• [WHAT TO DO]:
Everything from the line with "Serialize everything readable" to the last line of the listing must be retyped exactly, both ends included, with the pictures dropped.

• [INFORMATION GIVEN]:

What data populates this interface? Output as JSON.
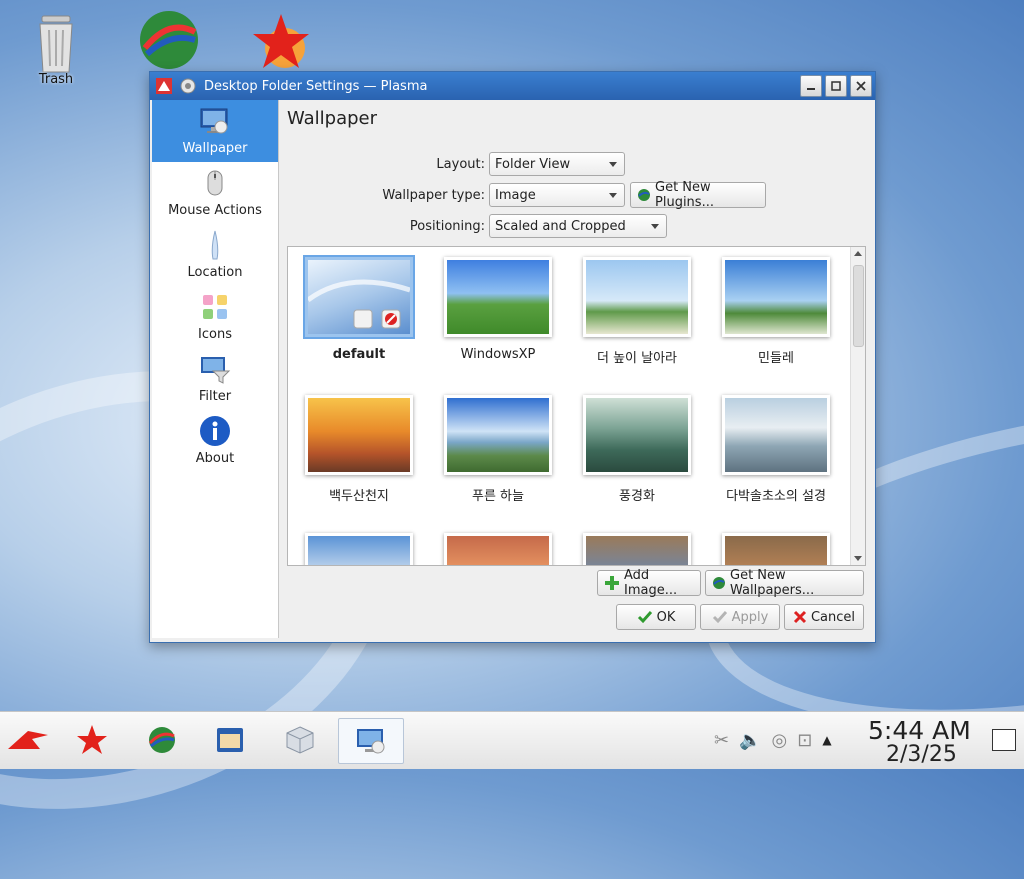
{
  "desktop": {
    "icons": [
      {
        "label": "Trash"
      },
      {
        "label": ""
      },
      {
        "label": ""
      }
    ]
  },
  "window": {
    "title": "Desktop Folder Settings — Plasma",
    "sidebar": {
      "items": [
        {
          "label": "Wallpaper",
          "icon": "monitor-icon",
          "active": true
        },
        {
          "label": "Mouse Actions",
          "icon": "mouse-icon"
        },
        {
          "label": "Location",
          "icon": "location-icon"
        },
        {
          "label": "Icons",
          "icon": "icons-grid-icon"
        },
        {
          "label": "Filter",
          "icon": "filter-icon"
        },
        {
          "label": "About",
          "icon": "info-icon"
        }
      ]
    },
    "page_title": "Wallpaper",
    "form": {
      "layout_label": "Layout:",
      "layout_value": "Folder View",
      "type_label": "Wallpaper type:",
      "type_value": "Image",
      "get_plugins": "Get New Plugins...",
      "positioning_label": "Positioning:",
      "positioning_value": "Scaled and Cropped"
    },
    "wallpapers": [
      {
        "name": "default",
        "selected": true
      },
      {
        "name": "WindowsXP"
      },
      {
        "name": "더 높이 날아라"
      },
      {
        "name": "민들레"
      },
      {
        "name": "백두산천지"
      },
      {
        "name": "푸른 하늘"
      },
      {
        "name": "풍경화"
      },
      {
        "name": "다박솔초소의 설경"
      },
      {
        "name": ""
      },
      {
        "name": ""
      },
      {
        "name": ""
      },
      {
        "name": ""
      }
    ],
    "buttons": {
      "add_image": "Add Image...",
      "get_wallpapers": "Get New Wallpapers...",
      "ok": "OK",
      "apply": "Apply",
      "cancel": "Cancel"
    }
  },
  "taskbar": {
    "clock_time": "5:44 AM",
    "clock_date": "2/3/25"
  },
  "colors": {
    "accent": "#3d8ee0",
    "titlebar": "#2a63b0"
  }
}
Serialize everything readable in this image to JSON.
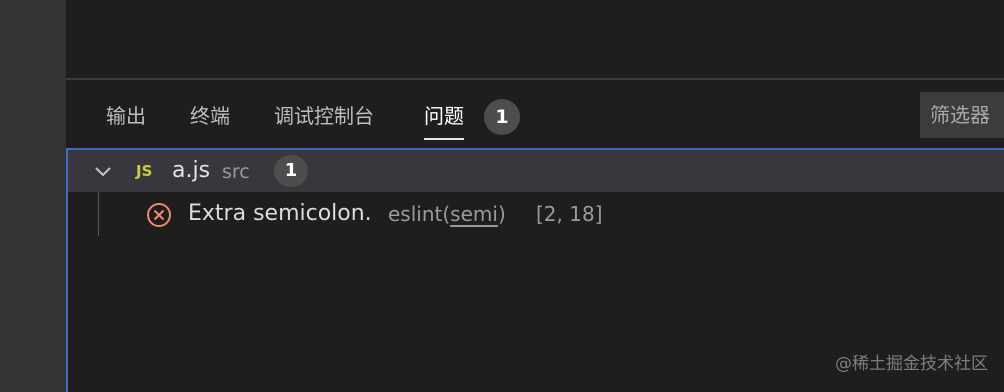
{
  "panel": {
    "tabs": [
      {
        "label": "输出"
      },
      {
        "label": "终端"
      },
      {
        "label": "调试控制台"
      },
      {
        "label": "问题",
        "active": true
      }
    ],
    "problems_count": "1",
    "filter_placeholder": "筛选器"
  },
  "problems": {
    "file": {
      "icon_name": "javascript-icon",
      "icon_text": "JS",
      "name": "a.js",
      "dir": "src",
      "count": "1"
    },
    "items": [
      {
        "severity_icon": "error-circle-icon",
        "message": "Extra semicolon.",
        "source_prefix": "eslint(",
        "code": "semi",
        "source_suffix": ")",
        "position": "[2, 18]"
      }
    ]
  },
  "watermark": "@稀土掘金技术社区",
  "colors": {
    "focus_border": "#3f67c6",
    "error": "#f48771",
    "js_icon": "#cbcb41",
    "badge_bg": "#4d4d4d"
  }
}
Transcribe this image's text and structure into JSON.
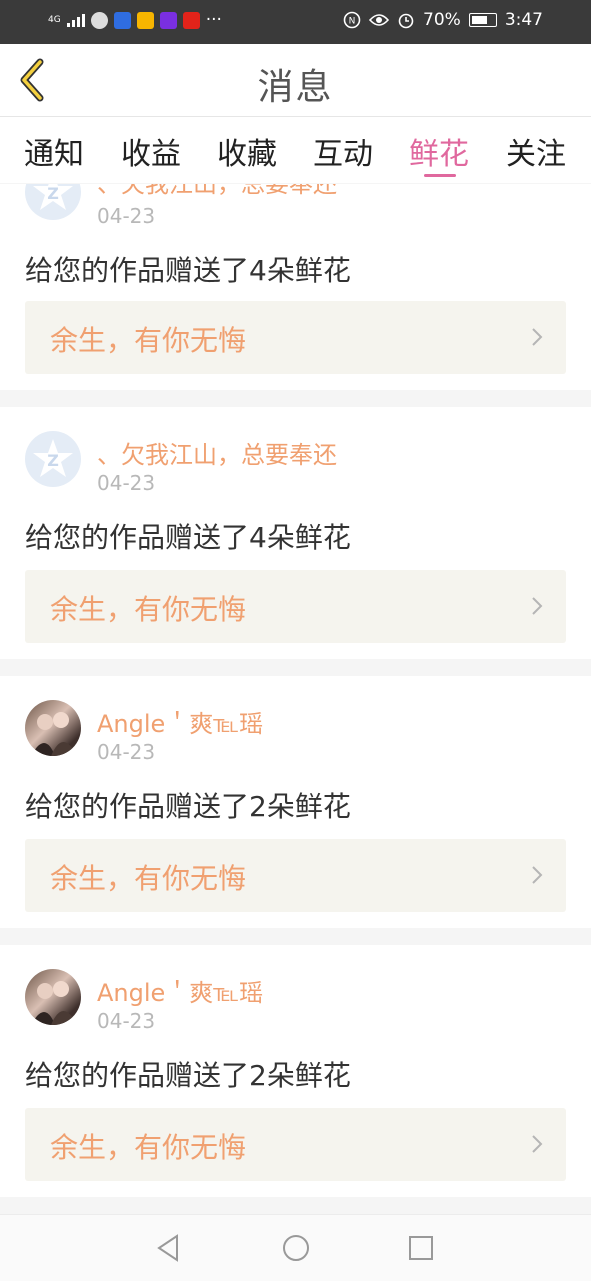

• [WRITTEN SOLUTION]:
Serialize everything readable in this image to JSON.
{
  "panel": {
    "tabs": [
      {
        "label": "输出"
      },
      {
        "label": "终端"
      },
      {
        "label": "调试控制台"
      },
      {
        "label": "问题",
        "active": true
      }
    ],
    "problems_count": "1",
    "filter_placeholder": "筛选器"
  },
  "problems": {
    "file": {
      "icon_name": "javascript-icon",
      "icon_text": "JS",
      "name": "a.js",
      "dir": "src",
      "count": "1"
    },
    "items": [
      {
        "severity_icon": "error-circle-icon",
        "message": "Extra semicolon.",
        "source_prefix": "eslint(",
        "code": "semi",
        "source_suffix": ")",
        "position": "[2, 18]"
      }
    ]
  },
  "watermark": "@稀土掘金技术社区",
  "colors": {
    "focus_border": "#3f67c6",
    "error": "#f48771",
    "js_icon": "#cbcb41",
    "badge_bg": "#4d4d4d"
  }
}
Transcribe this image's text and structure into JSON.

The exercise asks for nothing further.